**WORK INSTRUCTIONS**: Write out each line from the data below that includes the word "button".

Stored data entries
********

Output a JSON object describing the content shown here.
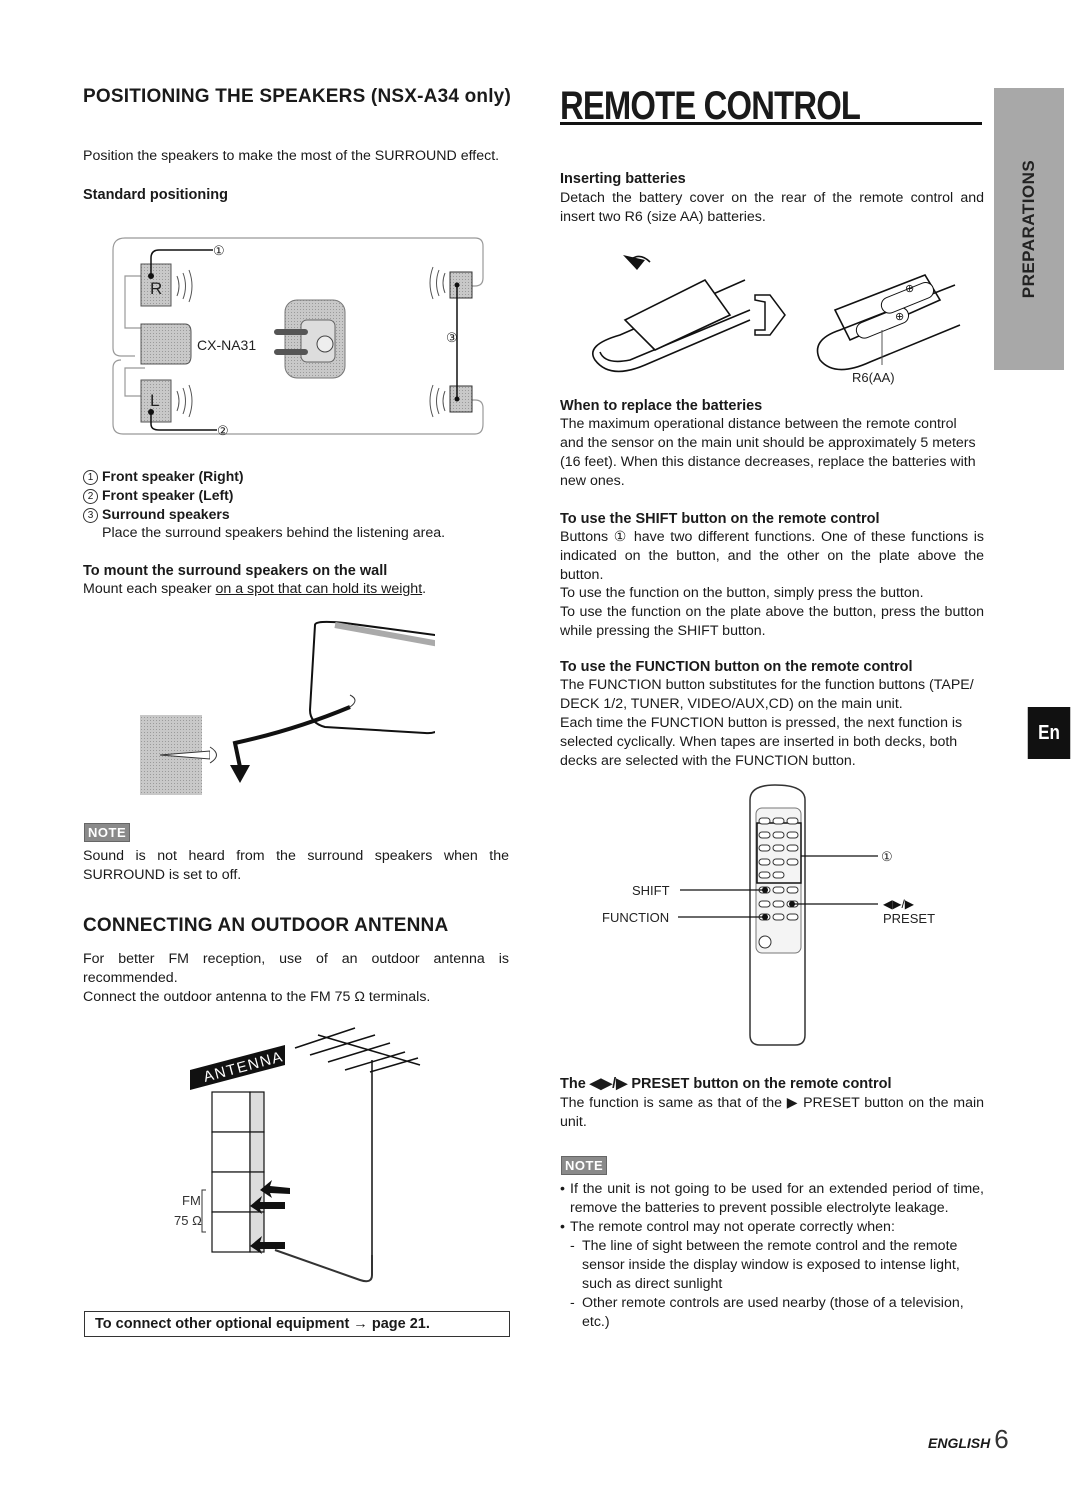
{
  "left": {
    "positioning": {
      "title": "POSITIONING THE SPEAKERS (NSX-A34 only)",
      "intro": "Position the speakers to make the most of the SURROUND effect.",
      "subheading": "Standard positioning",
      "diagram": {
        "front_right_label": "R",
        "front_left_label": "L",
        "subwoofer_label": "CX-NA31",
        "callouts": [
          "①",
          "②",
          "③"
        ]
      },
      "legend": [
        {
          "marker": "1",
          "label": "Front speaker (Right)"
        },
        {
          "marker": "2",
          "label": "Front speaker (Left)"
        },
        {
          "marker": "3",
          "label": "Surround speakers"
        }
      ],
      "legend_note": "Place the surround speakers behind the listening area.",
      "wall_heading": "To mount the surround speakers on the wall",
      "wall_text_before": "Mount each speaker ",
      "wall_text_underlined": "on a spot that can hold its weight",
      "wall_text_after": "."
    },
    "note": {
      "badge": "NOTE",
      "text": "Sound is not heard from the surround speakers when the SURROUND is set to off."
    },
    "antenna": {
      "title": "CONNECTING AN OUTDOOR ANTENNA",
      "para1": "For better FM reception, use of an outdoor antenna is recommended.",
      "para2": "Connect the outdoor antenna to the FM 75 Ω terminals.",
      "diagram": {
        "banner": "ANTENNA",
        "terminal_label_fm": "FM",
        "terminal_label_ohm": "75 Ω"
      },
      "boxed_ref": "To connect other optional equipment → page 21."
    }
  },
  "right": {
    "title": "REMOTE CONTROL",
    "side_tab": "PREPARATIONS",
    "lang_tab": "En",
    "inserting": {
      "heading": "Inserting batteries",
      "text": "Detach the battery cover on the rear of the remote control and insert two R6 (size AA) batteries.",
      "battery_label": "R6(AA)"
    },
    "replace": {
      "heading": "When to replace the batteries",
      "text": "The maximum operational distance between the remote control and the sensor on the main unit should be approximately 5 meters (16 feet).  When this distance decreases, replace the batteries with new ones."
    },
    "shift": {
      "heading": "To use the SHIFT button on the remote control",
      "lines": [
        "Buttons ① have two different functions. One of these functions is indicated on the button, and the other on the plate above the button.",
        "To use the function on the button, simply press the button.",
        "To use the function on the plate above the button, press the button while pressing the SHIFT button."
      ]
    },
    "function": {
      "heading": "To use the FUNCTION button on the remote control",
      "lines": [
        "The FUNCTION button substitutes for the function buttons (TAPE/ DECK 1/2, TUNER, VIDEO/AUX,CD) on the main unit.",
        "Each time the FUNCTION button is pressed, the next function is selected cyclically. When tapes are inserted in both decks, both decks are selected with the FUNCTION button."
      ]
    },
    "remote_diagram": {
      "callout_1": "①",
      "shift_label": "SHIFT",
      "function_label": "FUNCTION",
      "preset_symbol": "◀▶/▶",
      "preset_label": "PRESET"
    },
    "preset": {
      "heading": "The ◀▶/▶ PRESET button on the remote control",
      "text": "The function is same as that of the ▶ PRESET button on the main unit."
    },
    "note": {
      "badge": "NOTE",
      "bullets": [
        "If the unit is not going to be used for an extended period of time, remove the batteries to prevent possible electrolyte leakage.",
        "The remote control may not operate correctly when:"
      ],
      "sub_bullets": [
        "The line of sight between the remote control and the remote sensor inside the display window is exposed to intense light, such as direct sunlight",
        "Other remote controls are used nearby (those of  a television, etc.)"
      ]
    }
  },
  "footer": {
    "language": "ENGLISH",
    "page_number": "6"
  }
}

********

**SOLUTION**:
      "heading": "To use the SHIFT button on the remote control",
        "Buttons ① have two different functions. One of these functions is indicated on the button, and the other on the plate above the button.",
        "To use the function on the button, simply press the button.",
        "To use the function on the plate above the button, press the button while pressing the SHIFT button."
      "heading": "To use the FUNCTION button on the remote control",
        "The FUNCTION button substitutes for the function buttons (TAPE/ DECK 1/2, TUNER, VIDEO/AUX,CD) on the main unit.",
        "Each time the FUNCTION button is pressed, the next function is selected cyclically. When tapes are inserted in both decks, both decks are selected with the FUNCTION button."
      "heading": "The ◀▶/▶ PRESET button on the remote control",
      "text": "The function is same as that of the ▶ PRESET button on the main unit."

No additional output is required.